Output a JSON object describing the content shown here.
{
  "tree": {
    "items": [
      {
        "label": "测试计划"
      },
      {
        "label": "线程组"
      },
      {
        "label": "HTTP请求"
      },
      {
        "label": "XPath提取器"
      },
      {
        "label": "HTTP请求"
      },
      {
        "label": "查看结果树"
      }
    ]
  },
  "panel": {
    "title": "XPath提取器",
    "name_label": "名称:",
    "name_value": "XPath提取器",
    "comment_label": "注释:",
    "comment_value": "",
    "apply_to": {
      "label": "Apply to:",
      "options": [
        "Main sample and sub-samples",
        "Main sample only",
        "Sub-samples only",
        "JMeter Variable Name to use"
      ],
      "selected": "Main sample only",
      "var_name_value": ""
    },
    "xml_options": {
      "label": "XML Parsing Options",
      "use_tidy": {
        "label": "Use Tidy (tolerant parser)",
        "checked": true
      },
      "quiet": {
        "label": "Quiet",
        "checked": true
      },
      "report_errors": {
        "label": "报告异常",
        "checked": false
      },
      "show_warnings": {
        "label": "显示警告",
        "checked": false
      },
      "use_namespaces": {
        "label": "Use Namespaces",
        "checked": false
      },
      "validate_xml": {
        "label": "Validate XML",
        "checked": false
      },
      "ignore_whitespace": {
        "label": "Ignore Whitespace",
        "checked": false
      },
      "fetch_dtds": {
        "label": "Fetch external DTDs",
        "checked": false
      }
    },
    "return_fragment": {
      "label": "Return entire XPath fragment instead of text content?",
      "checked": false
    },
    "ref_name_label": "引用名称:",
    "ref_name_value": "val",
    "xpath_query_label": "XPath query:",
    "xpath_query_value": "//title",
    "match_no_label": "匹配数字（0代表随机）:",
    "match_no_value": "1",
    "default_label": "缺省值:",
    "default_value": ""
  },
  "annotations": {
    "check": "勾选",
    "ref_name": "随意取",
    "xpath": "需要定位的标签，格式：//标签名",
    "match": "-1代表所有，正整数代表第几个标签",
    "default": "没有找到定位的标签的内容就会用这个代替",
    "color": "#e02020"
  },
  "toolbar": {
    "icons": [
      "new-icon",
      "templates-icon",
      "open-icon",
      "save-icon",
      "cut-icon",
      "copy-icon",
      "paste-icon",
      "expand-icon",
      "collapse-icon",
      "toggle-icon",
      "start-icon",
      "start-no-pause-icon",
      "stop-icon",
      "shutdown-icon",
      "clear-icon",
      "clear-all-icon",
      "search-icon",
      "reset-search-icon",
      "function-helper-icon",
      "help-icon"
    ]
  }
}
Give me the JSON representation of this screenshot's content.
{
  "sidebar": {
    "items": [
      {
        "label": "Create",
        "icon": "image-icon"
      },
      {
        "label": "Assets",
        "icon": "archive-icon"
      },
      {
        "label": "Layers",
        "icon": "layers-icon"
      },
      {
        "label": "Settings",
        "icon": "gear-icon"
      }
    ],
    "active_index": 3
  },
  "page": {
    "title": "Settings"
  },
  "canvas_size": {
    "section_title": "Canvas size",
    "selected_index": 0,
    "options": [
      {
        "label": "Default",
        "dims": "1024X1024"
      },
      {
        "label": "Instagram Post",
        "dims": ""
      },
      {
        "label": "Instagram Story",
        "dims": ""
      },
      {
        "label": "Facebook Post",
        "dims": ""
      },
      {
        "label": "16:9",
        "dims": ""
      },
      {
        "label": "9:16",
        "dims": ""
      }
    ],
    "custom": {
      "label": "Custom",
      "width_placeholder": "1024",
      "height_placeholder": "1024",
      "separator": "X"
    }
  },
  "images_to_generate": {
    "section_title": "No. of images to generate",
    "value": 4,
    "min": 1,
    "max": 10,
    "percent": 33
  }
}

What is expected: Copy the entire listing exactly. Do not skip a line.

Finished task:
Output a JSON object describing the content shown here.
{
  "tree": {
    "items": [
      {
        "label": "测试计划"
      },
      {
        "label": "线程组"
      },
      {
        "label": "HTTP请求"
      },
      {
        "label": "XPath提取器"
      },
      {
        "label": "HTTP请求"
      },
      {
        "label": "查看结果树"
      }
    ]
  },
  "panel": {
    "title": "XPath提取器",
    "name_label": "名称:",
    "name_value": "XPath提取器",
    "comment_label": "注释:",
    "comment_value": "",
    "apply_to": {
      "label": "Apply to:",
      "options": [
        "Main sample and sub-samples",
        "Main sample only",
        "Sub-samples only",
        "JMeter Variable Name to use"
      ],
      "selected": "Main sample only",
      "var_name_value": ""
    },
    "xml_options": {
      "label": "XML Parsing Options",
      "use_tidy": {
        "label": "Use Tidy (tolerant parser)",
        "checked": true
      },
      "quiet": {
        "label": "Quiet",
        "checked": true
      },
      "report_errors": {
        "label": "报告异常",
        "checked": false
      },
      "show_warnings": {
        "label": "显示警告",
        "checked": false
      },
      "use_namespaces": {
        "label": "Use Namespaces",
        "checked": false
      },
      "validate_xml": {
        "label": "Validate XML",
        "checked": false
      },
      "ignore_whitespace": {
        "label": "Ignore Whitespace",
        "checked": false
      },
      "fetch_dtds": {
        "label": "Fetch external DTDs",
        "checked": false
      }
    },
    "return_fragment": {
      "label": "Return entire XPath fragment instead of text content?",
      "checked": false
    },
    "ref_name_label": "引用名称:",
    "ref_name_value": "val",
    "xpath_query_label": "XPath query:",
    "xpath_query_value": "//title",
    "match_no_label": "匹配数字（0代表随机）:",
    "match_no_value": "1",
    "default_label": "缺省值:",
    "default_value": ""
  },
  "annotations": {
    "check": "勾选",
    "ref_name": "随意取",
    "xpath": "需要定位的标签，格式：//标签名",
    "match": "-1代表所有，正整数代表第几个标签",
    "default": "没有找到定位的标签的内容就会用这个代替",
    "color": "#e02020"
  },
  "toolbar": {
    "icons": [
      "new-icon",
      "templates-icon",
      "open-icon",
      "save-icon",
      "cut-icon",
      "copy-icon",
      "paste-icon",
      "expand-icon",
      "collapse-icon",
      "toggle-icon",
      "start-icon",
      "start-no-pause-icon",
      "stop-icon",
      "shutdown-icon",
      "clear-icon",
      "clear-all-icon",
      "search-icon",
      "reset-search-icon",
      "function-helper-icon",
      "help-icon"
    ]
  }
}
Give me the JSON representation of this screenshot's content.
{
  "sidebar": {
    "items": [
      {
        "label": "Create",
        "icon": "image-icon"
      },
      {
        "label": "Assets",
        "icon": "archive-icon"
      },
      {
        "label": "Layers",
        "icon": "layers-icon"
      },
      {
        "label": "Settings",
        "icon": "gear-icon"
      }
    ],
    "active_index": 3
  },
  "page": {
    "title": "Settings"
  },
  "canvas_size": {
    "section_title": "Canvas size",
    "selected_index": 0,
    "options": [
      {
        "label": "Default",
        "dims": "1024X1024"
      },
      {
        "label": "Instagram Post",
        "dims": ""
      },
      {
        "label": "Instagram Story",
        "dims": ""
      },
      {
        "label": "Facebook Post",
        "dims": ""
      },
      {
        "label": "16:9",
        "dims": ""
      },
      {
        "label": "9:16",
        "dims": ""
      }
    ],
    "custom": {
      "label": "Custom",
      "width_placeholder": "1024",
      "height_placeholder": "1024",
      "separator": "X"
    }
  },
  "images_to_generate": {
    "section_title": "No. of images to generate",
    "value": 4,
    "min": 1,
    "max": 10,
    "percent": 33
  }
}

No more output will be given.